Collected data entries:
-=-=-

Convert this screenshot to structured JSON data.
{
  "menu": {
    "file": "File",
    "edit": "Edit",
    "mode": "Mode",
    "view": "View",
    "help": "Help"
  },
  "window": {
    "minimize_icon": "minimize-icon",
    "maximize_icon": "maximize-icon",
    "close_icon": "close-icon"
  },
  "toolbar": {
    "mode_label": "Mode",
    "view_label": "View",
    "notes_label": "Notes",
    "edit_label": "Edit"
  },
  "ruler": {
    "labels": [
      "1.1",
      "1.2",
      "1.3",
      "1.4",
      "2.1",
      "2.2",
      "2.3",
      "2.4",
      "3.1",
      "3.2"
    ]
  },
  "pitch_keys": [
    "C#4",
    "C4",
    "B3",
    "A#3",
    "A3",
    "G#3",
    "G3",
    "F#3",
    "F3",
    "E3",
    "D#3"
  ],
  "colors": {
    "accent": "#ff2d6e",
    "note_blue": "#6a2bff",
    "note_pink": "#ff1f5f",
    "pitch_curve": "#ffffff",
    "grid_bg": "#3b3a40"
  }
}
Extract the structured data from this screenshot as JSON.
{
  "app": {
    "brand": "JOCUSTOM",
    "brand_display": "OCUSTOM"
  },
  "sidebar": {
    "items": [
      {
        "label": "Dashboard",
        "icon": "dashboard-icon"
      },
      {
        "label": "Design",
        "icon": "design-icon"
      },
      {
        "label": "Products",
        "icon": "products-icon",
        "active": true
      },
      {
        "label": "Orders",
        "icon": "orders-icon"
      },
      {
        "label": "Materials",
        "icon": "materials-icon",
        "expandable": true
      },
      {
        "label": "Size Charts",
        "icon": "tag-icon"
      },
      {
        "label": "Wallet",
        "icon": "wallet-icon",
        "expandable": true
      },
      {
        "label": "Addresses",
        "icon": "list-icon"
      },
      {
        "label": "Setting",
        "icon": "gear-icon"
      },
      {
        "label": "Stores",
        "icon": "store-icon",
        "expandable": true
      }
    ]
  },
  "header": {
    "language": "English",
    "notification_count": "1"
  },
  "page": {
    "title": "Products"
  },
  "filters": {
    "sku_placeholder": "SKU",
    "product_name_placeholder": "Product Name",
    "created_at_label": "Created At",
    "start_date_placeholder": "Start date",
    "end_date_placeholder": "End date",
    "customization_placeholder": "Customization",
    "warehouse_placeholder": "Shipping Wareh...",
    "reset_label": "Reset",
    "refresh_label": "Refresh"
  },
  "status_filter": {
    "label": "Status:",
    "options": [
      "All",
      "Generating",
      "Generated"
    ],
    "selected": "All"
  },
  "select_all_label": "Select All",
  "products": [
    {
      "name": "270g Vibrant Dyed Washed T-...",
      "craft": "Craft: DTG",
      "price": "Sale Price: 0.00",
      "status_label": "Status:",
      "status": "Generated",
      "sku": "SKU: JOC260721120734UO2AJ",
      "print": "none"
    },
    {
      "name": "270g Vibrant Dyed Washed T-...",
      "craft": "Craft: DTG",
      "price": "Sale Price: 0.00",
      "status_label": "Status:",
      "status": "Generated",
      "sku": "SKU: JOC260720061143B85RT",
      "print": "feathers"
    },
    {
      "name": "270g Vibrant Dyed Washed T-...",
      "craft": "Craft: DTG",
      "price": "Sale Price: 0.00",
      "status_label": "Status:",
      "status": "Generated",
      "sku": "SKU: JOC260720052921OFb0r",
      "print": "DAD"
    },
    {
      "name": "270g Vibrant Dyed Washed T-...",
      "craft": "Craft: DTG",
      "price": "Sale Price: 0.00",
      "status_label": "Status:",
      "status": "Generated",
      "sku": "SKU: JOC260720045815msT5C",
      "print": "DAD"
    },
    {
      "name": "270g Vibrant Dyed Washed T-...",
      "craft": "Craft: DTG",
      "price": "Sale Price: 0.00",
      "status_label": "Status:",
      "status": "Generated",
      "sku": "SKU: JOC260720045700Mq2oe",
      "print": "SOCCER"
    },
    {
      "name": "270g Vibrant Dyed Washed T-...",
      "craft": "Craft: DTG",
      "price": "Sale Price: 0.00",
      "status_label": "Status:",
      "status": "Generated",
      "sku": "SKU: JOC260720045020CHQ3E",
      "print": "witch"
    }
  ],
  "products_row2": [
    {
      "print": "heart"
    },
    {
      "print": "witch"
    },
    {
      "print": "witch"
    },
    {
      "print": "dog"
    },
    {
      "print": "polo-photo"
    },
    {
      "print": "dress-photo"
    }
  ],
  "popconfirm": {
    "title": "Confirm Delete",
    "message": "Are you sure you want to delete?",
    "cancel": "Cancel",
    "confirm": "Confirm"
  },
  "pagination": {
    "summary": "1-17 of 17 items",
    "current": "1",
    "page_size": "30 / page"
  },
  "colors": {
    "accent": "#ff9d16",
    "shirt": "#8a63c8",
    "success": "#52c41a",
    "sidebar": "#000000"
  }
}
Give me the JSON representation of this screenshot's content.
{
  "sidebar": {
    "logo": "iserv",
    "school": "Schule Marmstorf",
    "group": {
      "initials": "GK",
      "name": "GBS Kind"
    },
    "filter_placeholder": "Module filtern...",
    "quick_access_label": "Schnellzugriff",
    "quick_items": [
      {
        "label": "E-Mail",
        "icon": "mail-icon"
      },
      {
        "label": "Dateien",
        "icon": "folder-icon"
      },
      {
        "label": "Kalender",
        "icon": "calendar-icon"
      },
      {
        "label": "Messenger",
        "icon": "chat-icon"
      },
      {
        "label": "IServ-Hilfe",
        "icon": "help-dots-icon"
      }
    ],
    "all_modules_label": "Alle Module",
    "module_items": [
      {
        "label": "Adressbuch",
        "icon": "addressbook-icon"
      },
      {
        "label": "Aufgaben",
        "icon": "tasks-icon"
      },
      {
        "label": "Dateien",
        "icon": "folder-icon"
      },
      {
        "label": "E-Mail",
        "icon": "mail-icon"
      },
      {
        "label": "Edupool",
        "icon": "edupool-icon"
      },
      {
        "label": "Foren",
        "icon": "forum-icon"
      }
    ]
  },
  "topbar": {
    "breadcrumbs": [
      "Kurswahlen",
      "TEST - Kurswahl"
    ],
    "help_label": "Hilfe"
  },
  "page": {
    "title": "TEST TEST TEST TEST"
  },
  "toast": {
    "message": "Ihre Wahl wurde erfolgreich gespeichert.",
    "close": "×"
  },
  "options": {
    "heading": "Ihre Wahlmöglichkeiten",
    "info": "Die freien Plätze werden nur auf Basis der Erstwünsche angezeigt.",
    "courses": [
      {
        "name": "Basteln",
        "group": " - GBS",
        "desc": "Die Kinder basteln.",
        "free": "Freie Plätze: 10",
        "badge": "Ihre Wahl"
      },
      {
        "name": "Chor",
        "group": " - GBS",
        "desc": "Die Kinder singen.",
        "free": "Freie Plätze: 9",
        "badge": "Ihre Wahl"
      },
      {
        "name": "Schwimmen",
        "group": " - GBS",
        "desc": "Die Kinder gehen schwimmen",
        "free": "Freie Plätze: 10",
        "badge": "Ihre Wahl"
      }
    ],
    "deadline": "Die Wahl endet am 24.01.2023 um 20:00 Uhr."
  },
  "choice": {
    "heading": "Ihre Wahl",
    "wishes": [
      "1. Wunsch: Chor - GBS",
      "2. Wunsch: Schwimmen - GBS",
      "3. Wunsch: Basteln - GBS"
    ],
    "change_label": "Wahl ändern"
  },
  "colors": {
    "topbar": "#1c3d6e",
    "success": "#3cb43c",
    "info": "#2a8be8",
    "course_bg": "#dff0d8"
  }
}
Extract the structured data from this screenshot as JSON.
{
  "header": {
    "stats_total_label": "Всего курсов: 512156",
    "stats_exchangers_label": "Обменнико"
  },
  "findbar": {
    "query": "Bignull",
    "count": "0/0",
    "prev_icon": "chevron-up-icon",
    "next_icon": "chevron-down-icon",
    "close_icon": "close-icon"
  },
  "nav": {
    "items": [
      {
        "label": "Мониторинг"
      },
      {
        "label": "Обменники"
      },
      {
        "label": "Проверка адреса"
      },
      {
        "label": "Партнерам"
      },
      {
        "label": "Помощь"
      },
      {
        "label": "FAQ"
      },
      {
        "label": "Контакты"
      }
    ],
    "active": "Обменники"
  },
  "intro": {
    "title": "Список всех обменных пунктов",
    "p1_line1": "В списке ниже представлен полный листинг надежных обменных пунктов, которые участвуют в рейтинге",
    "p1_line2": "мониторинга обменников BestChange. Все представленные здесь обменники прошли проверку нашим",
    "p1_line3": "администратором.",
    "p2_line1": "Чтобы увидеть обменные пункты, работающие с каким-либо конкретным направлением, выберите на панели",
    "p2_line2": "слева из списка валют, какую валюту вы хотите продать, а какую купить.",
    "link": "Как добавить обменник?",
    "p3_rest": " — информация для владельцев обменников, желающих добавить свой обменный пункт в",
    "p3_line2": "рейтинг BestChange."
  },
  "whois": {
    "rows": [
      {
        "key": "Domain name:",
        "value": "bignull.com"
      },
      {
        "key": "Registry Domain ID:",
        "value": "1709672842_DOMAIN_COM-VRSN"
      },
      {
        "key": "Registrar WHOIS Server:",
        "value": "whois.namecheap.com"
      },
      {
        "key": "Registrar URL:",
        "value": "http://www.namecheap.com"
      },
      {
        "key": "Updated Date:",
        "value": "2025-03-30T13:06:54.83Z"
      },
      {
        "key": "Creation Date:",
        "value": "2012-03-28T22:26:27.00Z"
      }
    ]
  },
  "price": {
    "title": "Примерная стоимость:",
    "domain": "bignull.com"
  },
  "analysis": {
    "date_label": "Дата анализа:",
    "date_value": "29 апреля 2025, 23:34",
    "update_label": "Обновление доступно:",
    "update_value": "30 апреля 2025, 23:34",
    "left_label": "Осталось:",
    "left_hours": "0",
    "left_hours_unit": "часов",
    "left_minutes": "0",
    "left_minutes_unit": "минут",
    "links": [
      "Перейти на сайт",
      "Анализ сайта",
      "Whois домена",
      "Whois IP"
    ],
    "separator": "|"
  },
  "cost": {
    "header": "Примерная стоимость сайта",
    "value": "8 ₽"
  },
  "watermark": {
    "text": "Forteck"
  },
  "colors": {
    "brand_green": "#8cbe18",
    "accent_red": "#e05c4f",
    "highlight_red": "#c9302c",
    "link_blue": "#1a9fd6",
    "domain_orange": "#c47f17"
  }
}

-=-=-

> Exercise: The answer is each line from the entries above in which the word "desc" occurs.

> Answer to the exercise:
        "desc": "Die Kinder basteln.",
        "desc": "Die Kinder singen.",
        "desc": "Die Kinder gehen schwimmen",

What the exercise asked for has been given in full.